Hillier has long wanted to perform the mass, which transforms the original musical material into a work for liturgical use, and Martland presented the perfect connection. The reality of war in Ukraine has rendered La Bataille itself inappropriate now, and the programme has been reworked to replace it with new opening and closing pieces – Ukrainian composer Galina Grigorjeva’s Psalm 103 at the start and Arvo Pärt’s Da Pacem at the end. Two shorter Martland pieces, Shepherd’s Song and Skywalk remain in the programme.

'I did perform it with Chamber Choir Ireland a few years ago, and I think they've finally now recovered, so we can do it again! It's a wonderful piece'

It’s the second concert, to be given as part of the Cork International Choral Festival on Friday, April 29th, which includes the Sea Songs. The style, says Hillier, is similar to the Street Songs, “except there’s no percussion part. It’s just purely vocal. I would say that of the two it is by far the most difficult, again because of the changing patterns which you have to lock into and at the same time jump out of into another pattern. It’s quite heavy on the voices, because they have to keep going. There’s nobody playing any instruments to act as a filler. It all comes from the voices. I did perform it with Chamber Choir Ireland a few years ago, and I think they’ve finally now recovered, so we can do it again! It’s a wonderful piece.”

Following the Martland are two new works by composers in their 60s, weather4casts by Danish composer John Frandsen and A Brief Descent into Deep Time by American John Luther Adams, as well as the winning entry of the Seán Ó Riada Composition Competition 2021, Daragh Black Hynes’s Behind this Light.

Frandsen has written a piece that Hillier says he provided the starting point for himself – the work of a 1960s group called The Master Singers, who set words from weather forecasts and the Highway Code in the manner of Anglican chant, with all its quirks of syllabication.

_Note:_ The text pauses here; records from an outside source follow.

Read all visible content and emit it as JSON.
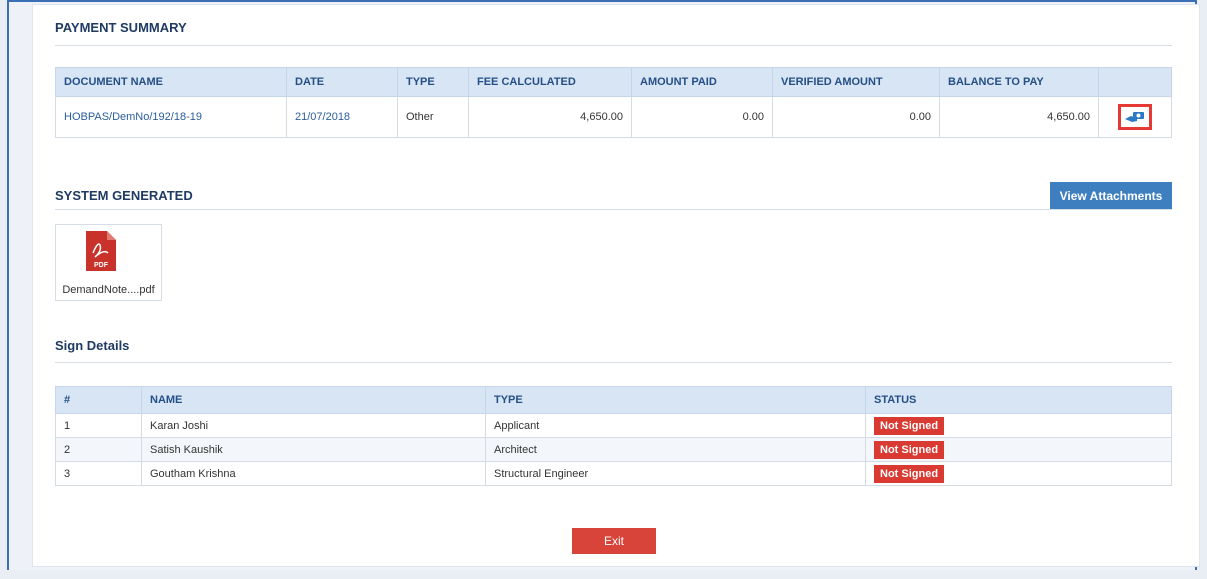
{
  "payment": {
    "title": "PAYMENT SUMMARY",
    "headers": [
      "DOCUMENT NAME",
      "DATE",
      "TYPE",
      "FEE CALCULATED",
      "AMOUNT PAID",
      "VERIFIED AMOUNT",
      "BALANCE TO PAY"
    ],
    "row": {
      "document": "HOBPAS/DemNo/192/18-19",
      "date": "21/07/2018",
      "type": "Other",
      "fee": "4,650.00",
      "paid": "0.00",
      "verified": "0.00",
      "balance": "4,650.00",
      "action_icon": "pay-icon"
    }
  },
  "system": {
    "title": "SYSTEM GENERATED",
    "view_button": "View Attachments",
    "file_name": "DemandNote....pdf",
    "file_badge": "PDF"
  },
  "sign": {
    "title": "Sign Details",
    "headers": [
      "#",
      "NAME",
      "TYPE",
      "STATUS"
    ],
    "rows": [
      {
        "n": "1",
        "name": "Karan Joshi",
        "type": "Applicant",
        "status": "Not Signed"
      },
      {
        "n": "2",
        "name": "Satish Kaushik",
        "type": "Architect",
        "status": "Not Signed"
      },
      {
        "n": "3",
        "name": "Goutham Krishna",
        "type": "Structural Engineer",
        "status": "Not Signed"
      }
    ]
  },
  "exit_button": "Exit",
  "colors": {
    "accent": "#3e7fc0",
    "danger": "#d93a32",
    "header_bg": "#d7e5f5",
    "title": "#1f3b63"
  }
}
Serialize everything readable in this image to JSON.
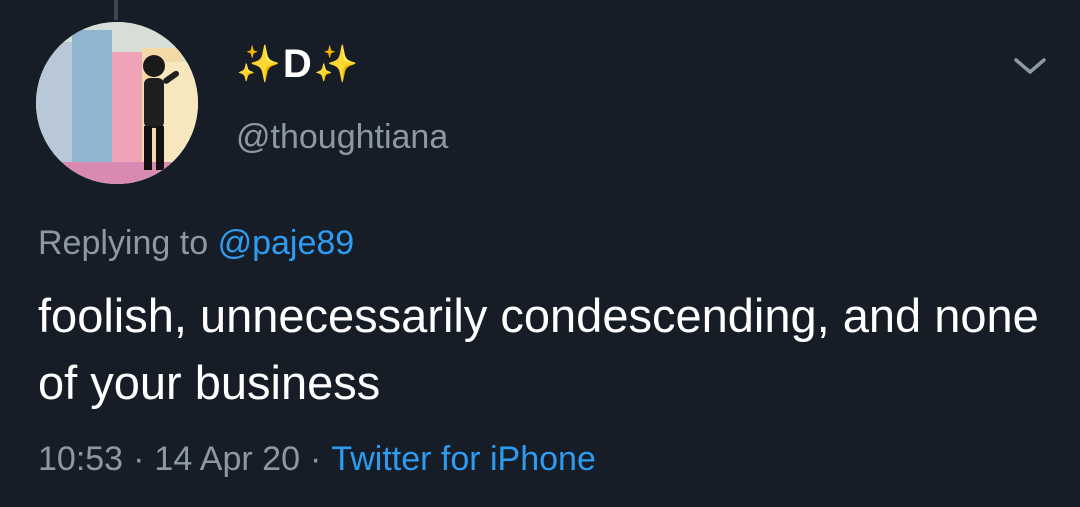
{
  "tweet": {
    "author": {
      "name_sparkle_left": "✨",
      "name_letter": "D",
      "name_sparkle_right": "✨",
      "handle": "@thoughtiana",
      "avatar_icon": "profile-photo"
    },
    "reply": {
      "prefix": "Replying to",
      "target_handle": "@paje89"
    },
    "text": "foolish, unnecessarily condescending, and none of your business",
    "meta": {
      "time": "10:53",
      "separator_1": "·",
      "date": "14 Apr 20",
      "separator_2": "·",
      "source": "Twitter for iPhone"
    },
    "menu_icon": "chevron-down-icon"
  },
  "colors": {
    "background": "#161d27",
    "primary_text": "#ffffff",
    "secondary_text": "#8d98a5",
    "link": "#2d9cf0",
    "sparkle": "#f7c948"
  }
}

Frandsen’s texts move beyond raw forecasts to include “a kind of surreal poem” by Danish writer Simon Grotrian. Hillier, who lives in Denmark, has prepared an English translation but cautions: “It’s hard to say what it’s about. The audience will have the text to follow, and they can puzzle on that.”

Geological layers

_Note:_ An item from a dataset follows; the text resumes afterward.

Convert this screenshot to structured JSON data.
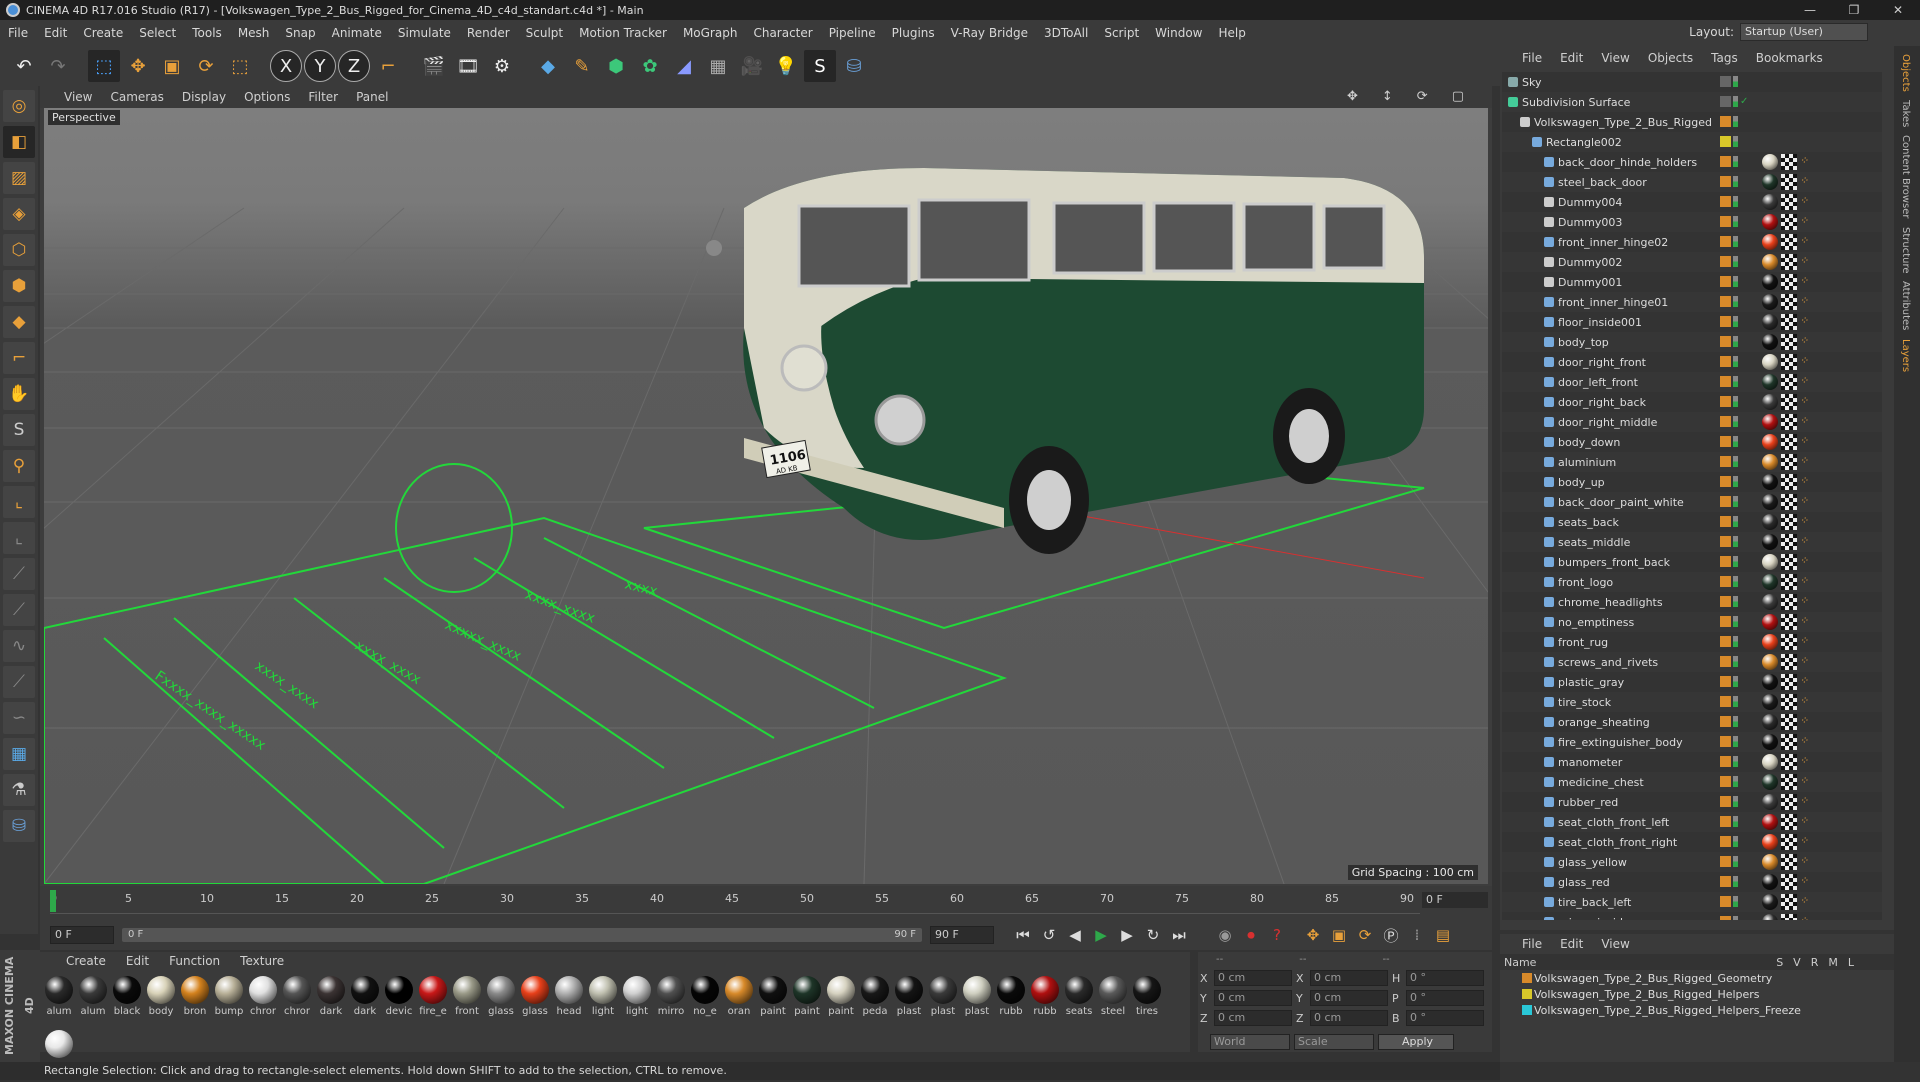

The final piece is John Luther Adams’s A Brief Descent into Deep Time, a piece written a few years ago whose route to public performance has been disrupted by the pandemic. The text, Hillier explains, is just a long list of the geological layers of the Grand Canyon, “from Kaibab Limestone to the Vishnu Schist”, set for four single singers or a four-part choir.

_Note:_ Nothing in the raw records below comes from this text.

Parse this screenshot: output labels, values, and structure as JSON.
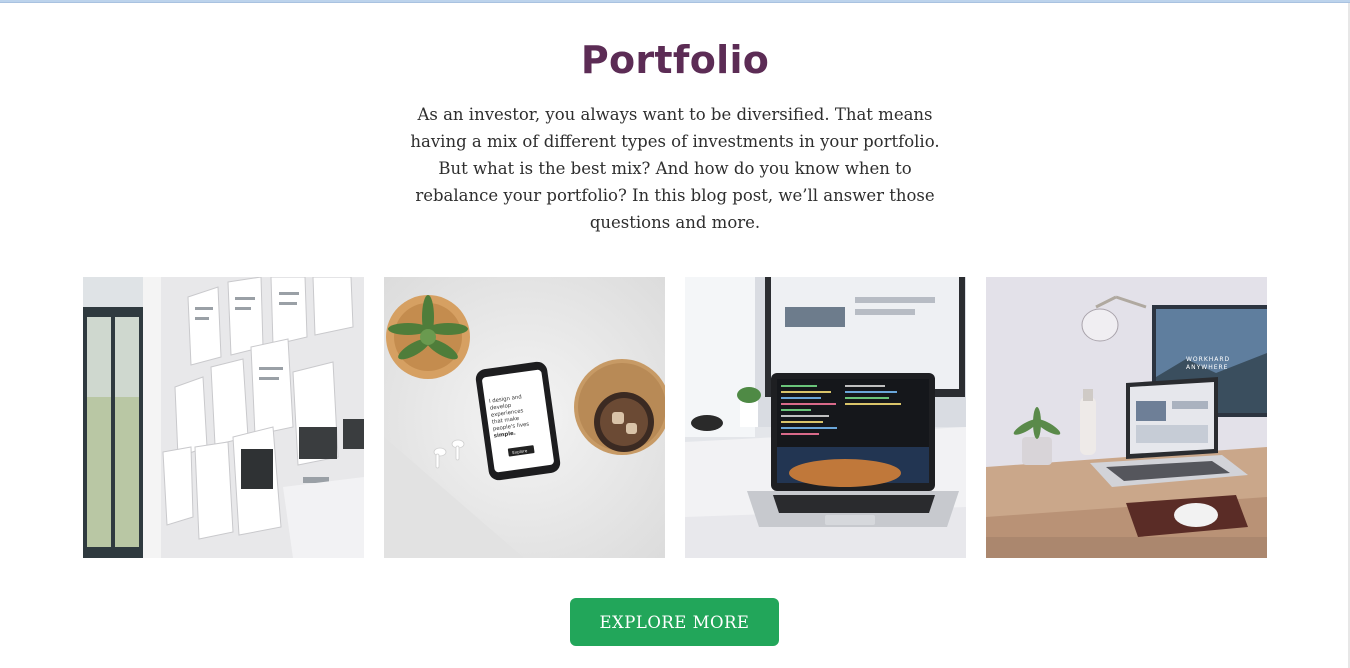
{
  "portfolio": {
    "title": "Portfolio",
    "intro": "As an investor, you always want to be diversified. That means having a mix of different types of investments in your portfolio. But what is the best mix? And how do you know when to rebalance your portfolio? In this blog post, we’ll answer those questions and more.",
    "images": [
      {
        "name": "wireframes-wall-image"
      },
      {
        "name": "phone-and-plant-image",
        "phone_text": [
          "I design and",
          "develop",
          "experiences",
          "that make",
          "people's lives",
          "simple."
        ],
        "phone_button": "Explore"
      },
      {
        "name": "laptop-code-desk-image"
      },
      {
        "name": "workspace-laptop-monitor-image",
        "monitor_text": [
          "WORKHARD",
          "ANYWHERE"
        ]
      }
    ],
    "cta_label": "EXPLORE MORE"
  },
  "colors": {
    "title": "#5c2c55",
    "cta": "#22a65a",
    "text": "#2e2e2e"
  }
}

It’s not, he says,”one of those mass choral things that he’s done quite a lot of. For him, it is a chamber piece. There’s an organ and a percussionist playing both vibes and marimba and, eventually, some timpani and bass drum rolls.” The music unfolds in patterns of gradual descent, the organist creating and reshaping chords by placing weights on the keyboard, the voices rubbing off each other in descending scales in clashing rhythmic patterns, four to a bar for the sopranos, seven for the altos, six for the tenors and five for the basses.

This, says Hillier, “suddenly makes an easy idea very complex – difficult to deal with but by no means impossible. We did an unofficial first performance at our festival in Denmark last year, with only a small audience because of Covid. They absolutely loved it. In London likewise, it got a fantastic reaction. I was really surprised both times. You get so involved in making this piece, you feel you’re not being expressive. You’re just trying to get it right. Being expressive isn’t really the point of the performance. It’s the piece itself that is expressive.”

Paul Hillier conducts Chamber Choir Ireland at the Pepper Canister Church in Dublin at 2.30pm on Sunday, March 13th, and at St Fin Barre's Cathedral in Cork at 7.30pm on Friday, April 29th. See chamberchoirireland.com